[Items from an interface collection]
--
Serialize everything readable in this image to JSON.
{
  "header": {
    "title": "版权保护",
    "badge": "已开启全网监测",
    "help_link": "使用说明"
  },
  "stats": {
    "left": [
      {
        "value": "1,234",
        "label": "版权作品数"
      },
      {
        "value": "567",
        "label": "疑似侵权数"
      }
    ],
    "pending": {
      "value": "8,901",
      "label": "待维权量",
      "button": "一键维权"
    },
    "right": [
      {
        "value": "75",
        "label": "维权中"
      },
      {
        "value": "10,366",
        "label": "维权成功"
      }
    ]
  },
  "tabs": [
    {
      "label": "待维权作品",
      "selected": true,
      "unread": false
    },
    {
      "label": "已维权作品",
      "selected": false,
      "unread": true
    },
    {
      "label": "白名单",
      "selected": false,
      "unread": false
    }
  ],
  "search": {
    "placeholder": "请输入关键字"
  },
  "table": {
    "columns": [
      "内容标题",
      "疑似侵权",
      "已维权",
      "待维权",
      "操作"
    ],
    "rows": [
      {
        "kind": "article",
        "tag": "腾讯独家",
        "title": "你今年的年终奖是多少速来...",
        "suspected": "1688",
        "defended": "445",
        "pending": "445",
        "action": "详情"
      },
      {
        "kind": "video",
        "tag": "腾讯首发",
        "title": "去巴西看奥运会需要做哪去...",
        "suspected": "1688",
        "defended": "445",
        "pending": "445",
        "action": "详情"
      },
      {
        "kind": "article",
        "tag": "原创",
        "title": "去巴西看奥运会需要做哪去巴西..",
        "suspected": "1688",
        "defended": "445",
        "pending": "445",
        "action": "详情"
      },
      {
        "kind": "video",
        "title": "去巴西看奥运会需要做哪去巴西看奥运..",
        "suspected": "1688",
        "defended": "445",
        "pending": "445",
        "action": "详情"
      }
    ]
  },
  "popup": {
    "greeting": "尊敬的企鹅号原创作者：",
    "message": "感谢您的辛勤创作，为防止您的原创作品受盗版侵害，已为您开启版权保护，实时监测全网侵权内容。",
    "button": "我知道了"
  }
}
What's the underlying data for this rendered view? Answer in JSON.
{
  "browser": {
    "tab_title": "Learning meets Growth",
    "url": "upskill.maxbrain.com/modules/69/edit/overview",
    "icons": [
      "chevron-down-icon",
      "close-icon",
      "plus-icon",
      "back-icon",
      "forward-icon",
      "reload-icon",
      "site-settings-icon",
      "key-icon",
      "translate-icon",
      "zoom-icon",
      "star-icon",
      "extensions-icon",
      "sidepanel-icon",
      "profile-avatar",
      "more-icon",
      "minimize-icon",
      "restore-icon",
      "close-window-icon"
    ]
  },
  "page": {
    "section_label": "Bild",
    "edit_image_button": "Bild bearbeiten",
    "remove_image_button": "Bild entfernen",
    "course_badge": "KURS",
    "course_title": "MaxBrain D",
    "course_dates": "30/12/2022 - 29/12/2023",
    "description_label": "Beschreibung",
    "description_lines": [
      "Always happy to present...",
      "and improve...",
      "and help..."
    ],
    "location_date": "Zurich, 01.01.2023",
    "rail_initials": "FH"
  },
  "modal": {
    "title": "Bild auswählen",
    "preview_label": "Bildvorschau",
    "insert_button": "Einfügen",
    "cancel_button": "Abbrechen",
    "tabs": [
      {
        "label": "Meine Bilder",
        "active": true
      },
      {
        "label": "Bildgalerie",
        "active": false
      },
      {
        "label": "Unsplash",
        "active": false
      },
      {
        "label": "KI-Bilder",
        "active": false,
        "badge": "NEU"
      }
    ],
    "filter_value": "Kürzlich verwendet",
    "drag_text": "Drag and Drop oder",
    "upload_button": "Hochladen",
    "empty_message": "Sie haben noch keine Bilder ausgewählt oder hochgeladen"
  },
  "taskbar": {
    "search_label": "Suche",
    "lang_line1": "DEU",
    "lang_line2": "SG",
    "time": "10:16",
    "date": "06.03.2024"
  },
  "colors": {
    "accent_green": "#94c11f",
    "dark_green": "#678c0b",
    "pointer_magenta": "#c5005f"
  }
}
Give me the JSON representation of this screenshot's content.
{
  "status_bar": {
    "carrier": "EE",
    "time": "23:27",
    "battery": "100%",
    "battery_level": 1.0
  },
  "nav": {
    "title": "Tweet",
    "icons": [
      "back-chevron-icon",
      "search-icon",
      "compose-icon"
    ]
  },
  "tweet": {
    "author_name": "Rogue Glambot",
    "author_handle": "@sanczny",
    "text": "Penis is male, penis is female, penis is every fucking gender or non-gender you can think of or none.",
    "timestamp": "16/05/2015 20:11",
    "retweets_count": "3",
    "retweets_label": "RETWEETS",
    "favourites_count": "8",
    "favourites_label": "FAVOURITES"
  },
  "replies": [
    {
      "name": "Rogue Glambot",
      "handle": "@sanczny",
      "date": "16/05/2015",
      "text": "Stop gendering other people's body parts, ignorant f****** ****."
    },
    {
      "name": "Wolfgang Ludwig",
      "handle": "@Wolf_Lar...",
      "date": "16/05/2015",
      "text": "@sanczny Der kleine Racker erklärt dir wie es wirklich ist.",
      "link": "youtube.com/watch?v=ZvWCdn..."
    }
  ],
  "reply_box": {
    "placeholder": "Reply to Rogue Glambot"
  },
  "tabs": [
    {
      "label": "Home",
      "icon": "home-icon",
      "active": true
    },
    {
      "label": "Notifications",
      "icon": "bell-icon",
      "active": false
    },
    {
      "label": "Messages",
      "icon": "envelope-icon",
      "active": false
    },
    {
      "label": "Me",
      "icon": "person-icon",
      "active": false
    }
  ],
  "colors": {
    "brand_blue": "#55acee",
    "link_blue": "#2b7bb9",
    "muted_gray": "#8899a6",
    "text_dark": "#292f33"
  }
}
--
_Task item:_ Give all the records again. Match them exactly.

_Exercise answer:_
Serialize everything readable in this image to JSON.
{
  "header": {
    "title": "版权保护",
    "badge": "已开启全网监测",
    "help_link": "使用说明"
  },
  "stats": {
    "left": [
      {
        "value": "1,234",
        "label": "版权作品数"
      },
      {
        "value": "567",
        "label": "疑似侵权数"
      }
    ],
    "pending": {
      "value": "8,901",
      "label": "待维权量",
      "button": "一键维权"
    },
    "right": [
      {
        "value": "75",
        "label": "维权中"
      },
      {
        "value": "10,366",
        "label": "维权成功"
      }
    ]
  },
  "tabs": [
    {
      "label": "待维权作品",
      "selected": true,
      "unread": false
    },
    {
      "label": "已维权作品",
      "selected": false,
      "unread": true
    },
    {
      "label": "白名单",
      "selected": false,
      "unread": false
    }
  ],
  "search": {
    "placeholder": "请输入关键字"
  },
  "table": {
    "columns": [
      "内容标题",
      "疑似侵权",
      "已维权",
      "待维权",
      "操作"
    ],
    "rows": [
      {
        "kind": "article",
        "tag": "腾讯独家",
        "title": "你今年的年终奖是多少速来...",
        "suspected": "1688",
        "defended": "445",
        "pending": "445",
        "action": "详情"
      },
      {
        "kind": "video",
        "tag": "腾讯首发",
        "title": "去巴西看奥运会需要做哪去...",
        "suspected": "1688",
        "defended": "445",
        "pending": "445",
        "action": "详情"
      },
      {
        "kind": "article",
        "tag": "原创",
        "title": "去巴西看奥运会需要做哪去巴西..",
        "suspected": "1688",
        "defended": "445",
        "pending": "445",
        "action": "详情"
      },
      {
        "kind": "video",
        "title": "去巴西看奥运会需要做哪去巴西看奥运..",
        "suspected": "1688",
        "defended": "445",
        "pending": "445",
        "action": "详情"
      }
    ]
  },
  "popup": {
    "greeting": "尊敬的企鹅号原创作者：",
    "message": "感谢您的辛勤创作，为防止您的原创作品受盗版侵害，已为您开启版权保护，实时监测全网侵权内容。",
    "button": "我知道了"
  }
}
What's the underlying data for this rendered view? Answer in JSON.
{
  "browser": {
    "tab_title": "Learning meets Growth",
    "url": "upskill.maxbrain.com/modules/69/edit/overview",
    "icons": [
      "chevron-down-icon",
      "close-icon",
      "plus-icon",
      "back-icon",
      "forward-icon",
      "reload-icon",
      "site-settings-icon",
      "key-icon",
      "translate-icon",
      "zoom-icon",
      "star-icon",
      "extensions-icon",
      "sidepanel-icon",
      "profile-avatar",
      "more-icon",
      "minimize-icon",
      "restore-icon",
      "close-window-icon"
    ]
  },
  "page": {
    "section_label": "Bild",
    "edit_image_button": "Bild bearbeiten",
    "remove_image_button": "Bild entfernen",
    "course_badge": "KURS",
    "course_title": "MaxBrain D",
    "course_dates": "30/12/2022 - 29/12/2023",
    "description_label": "Beschreibung",
    "description_lines": [
      "Always happy to present...",
      "and improve...",
      "and help..."
    ],
    "location_date": "Zurich, 01.01.2023",
    "rail_initials": "FH"
  },
  "modal": {
    "title": "Bild auswählen",
    "preview_label": "Bildvorschau",
    "insert_button": "Einfügen",
    "cancel_button": "Abbrechen",
    "tabs": [
      {
        "label": "Meine Bilder",
        "active": true
      },
      {
        "label": "Bildgalerie",
        "active": false
      },
      {
        "label": "Unsplash",
        "active": false
      },
      {
        "label": "KI-Bilder",
        "active": false,
        "badge": "NEU"
      }
    ],
    "filter_value": "Kürzlich verwendet",
    "drag_text": "Drag and Drop oder",
    "upload_button": "Hochladen",
    "empty_message": "Sie haben noch keine Bilder ausgewählt oder hochgeladen"
  },
  "taskbar": {
    "search_label": "Suche",
    "lang_line1": "DEU",
    "lang_line2": "SG",
    "time": "10:16",
    "date": "06.03.2024"
  },
  "colors": {
    "accent_green": "#94c11f",
    "dark_green": "#678c0b",
    "pointer_magenta": "#c5005f"
  }
}
Give me the JSON representation of this screenshot's content.
{
  "status_bar": {
    "carrier": "EE",
    "time": "23:27",
    "battery": "100%",
    "battery_level": 1.0
  },
  "nav": {
    "title": "Tweet",
    "icons": [
      "back-chevron-icon",
      "search-icon",
      "compose-icon"
    ]
  },
  "tweet": {
    "author_name": "Rogue Glambot",
    "author_handle": "@sanczny",
    "text": "Penis is male, penis is female, penis is every fucking gender or non-gender you can think of or none.",
    "timestamp": "16/05/2015 20:11",
    "retweets_count": "3",
    "retweets_label": "RETWEETS",
    "favourites_count": "8",
    "favourites_label": "FAVOURITES"
  },
  "replies": [
    {
      "name": "Rogue Glambot",
      "handle": "@sanczny",
      "date": "16/05/2015",
      "text": "Stop gendering other people's body parts, ignorant f****** ****."
    },
    {
      "name": "Wolfgang Ludwig",
      "handle": "@Wolf_Lar...",
      "date": "16/05/2015",
      "text": "@sanczny Der kleine Racker erklärt dir wie es wirklich ist.",
      "link": "youtube.com/watch?v=ZvWCdn..."
    }
  ],
  "reply_box": {
    "placeholder": "Reply to Rogue Glambot"
  },
  "tabs": [
    {
      "label": "Home",
      "icon": "home-icon",
      "active": true
    },
    {
      "label": "Notifications",
      "icon": "bell-icon",
      "active": false
    },
    {
      "label": "Messages",
      "icon": "envelope-icon",
      "active": false
    },
    {
      "label": "Me",
      "icon": "person-icon",
      "active": false
    }
  ],
  "colors": {
    "brand_blue": "#55acee",
    "link_blue": "#2b7bb9",
    "muted_gray": "#8899a6",
    "text_dark": "#292f33"
  }
}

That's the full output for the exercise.